Brexit, for example, is in itself still very much a question of national identity and sovereignty, with the Prime Minister emphasizing the “control over our borders”, a quote which directly speaks to the nationalist sentiments of the people who voted Leave, sentiments which are founded upon those set by nationalist romanticism. Other relevant examples include Ukraine and Catalonia. Countries which find the roots of their conflicts in the histories of 19th century imperialism. This period saw small nations try to get independence from larger empires (Austria-Hungary, France, Russia, England etc.).
The final aspect to be discussed is then the relationship between liberty and freedom. Although both refer to the quality or state of being free, oftentimes being used interchangeably, liberty can be distinguished from freedom as it means to be free to do something unlike freedom which in this case means to be free from something.
The concept of liberty can be traced back to the French revolutionary idea of liberté, an idea which adhered to the anti-monarchical environment present at the time. Jean-Jacques Rousseau’s development of the social contract (an agreement which binds people into a community existing for mutual preservation), ensured that the fight for liberty also became the primary cause of equality. Once liberty was identified negatively as independence from arbitrary rule, it only made sense to seek equality, making sure that a balance of power is maintained.

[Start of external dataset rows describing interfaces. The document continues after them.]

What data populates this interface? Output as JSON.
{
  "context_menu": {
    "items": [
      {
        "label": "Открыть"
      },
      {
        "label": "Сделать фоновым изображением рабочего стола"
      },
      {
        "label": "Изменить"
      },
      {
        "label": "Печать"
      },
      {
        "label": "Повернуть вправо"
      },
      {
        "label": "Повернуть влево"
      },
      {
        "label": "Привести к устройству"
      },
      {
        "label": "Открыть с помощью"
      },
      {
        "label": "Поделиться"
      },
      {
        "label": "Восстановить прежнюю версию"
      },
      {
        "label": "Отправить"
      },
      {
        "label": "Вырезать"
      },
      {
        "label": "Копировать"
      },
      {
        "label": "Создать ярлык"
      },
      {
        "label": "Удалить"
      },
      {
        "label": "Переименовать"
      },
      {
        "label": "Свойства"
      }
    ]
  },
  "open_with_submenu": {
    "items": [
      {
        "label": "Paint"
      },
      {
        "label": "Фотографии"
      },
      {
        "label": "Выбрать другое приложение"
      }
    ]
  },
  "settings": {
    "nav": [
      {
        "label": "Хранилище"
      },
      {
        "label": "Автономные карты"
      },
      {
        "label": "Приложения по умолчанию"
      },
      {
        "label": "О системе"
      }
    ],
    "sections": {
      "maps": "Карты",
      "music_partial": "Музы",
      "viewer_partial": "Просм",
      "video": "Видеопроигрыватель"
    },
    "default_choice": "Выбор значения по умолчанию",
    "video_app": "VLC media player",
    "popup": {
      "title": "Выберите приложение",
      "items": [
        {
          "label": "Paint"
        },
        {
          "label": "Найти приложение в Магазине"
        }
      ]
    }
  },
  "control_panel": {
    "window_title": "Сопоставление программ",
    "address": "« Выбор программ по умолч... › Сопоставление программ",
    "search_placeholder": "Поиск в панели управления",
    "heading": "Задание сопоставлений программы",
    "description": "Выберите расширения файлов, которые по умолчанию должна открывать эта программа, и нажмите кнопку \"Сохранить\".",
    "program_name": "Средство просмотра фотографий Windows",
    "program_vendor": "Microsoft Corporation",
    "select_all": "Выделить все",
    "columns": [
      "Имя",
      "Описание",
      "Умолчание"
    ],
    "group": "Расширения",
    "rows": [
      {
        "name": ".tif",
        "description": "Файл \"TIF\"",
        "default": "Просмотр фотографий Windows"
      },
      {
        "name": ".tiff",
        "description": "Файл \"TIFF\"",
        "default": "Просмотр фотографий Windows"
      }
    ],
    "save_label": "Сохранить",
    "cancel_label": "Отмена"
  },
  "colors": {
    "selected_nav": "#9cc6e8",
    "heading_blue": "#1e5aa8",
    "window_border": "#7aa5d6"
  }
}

However it still remains difficult to see and say where the desire for liberation, to be free from oppression, ends, and where the desire for freedom, to live a political life, begins. Take for instance the case of people’s fight against colonial rule. Whilst the prevailing social and political contexts point towards freedom as being freedom from occupier’s rule, and freedom from hunger, disease, debt etc., it could also be defined in terms of power. That is, power to implement one’s own rule, in terms of one’s own culture, language, identity and customs. This fight, influenced by nationalist romanticism created a link between political freedom and national, personal, and social identity. All factors which influence and affect the struggle for self-rule and self-determination through the acquisition of liberty.
Understanding the history behind the meaning of concepts such as freedom on a political level, allows us to make better sense of and contextualise current situations. Furthermore it gives us a better insight into the motives behind certain political decisions thereby allowing us to judge situations better and steer clear of over-generalisations. Although today the fight for freedom is mostly centred around the fight for equality, on a more fundamental level, it is still a fight against abuse and discrimination.
Source 1 and 3: https://en.oxforddictionaries.com/definition/freedom
Written by: Veronika Mercieca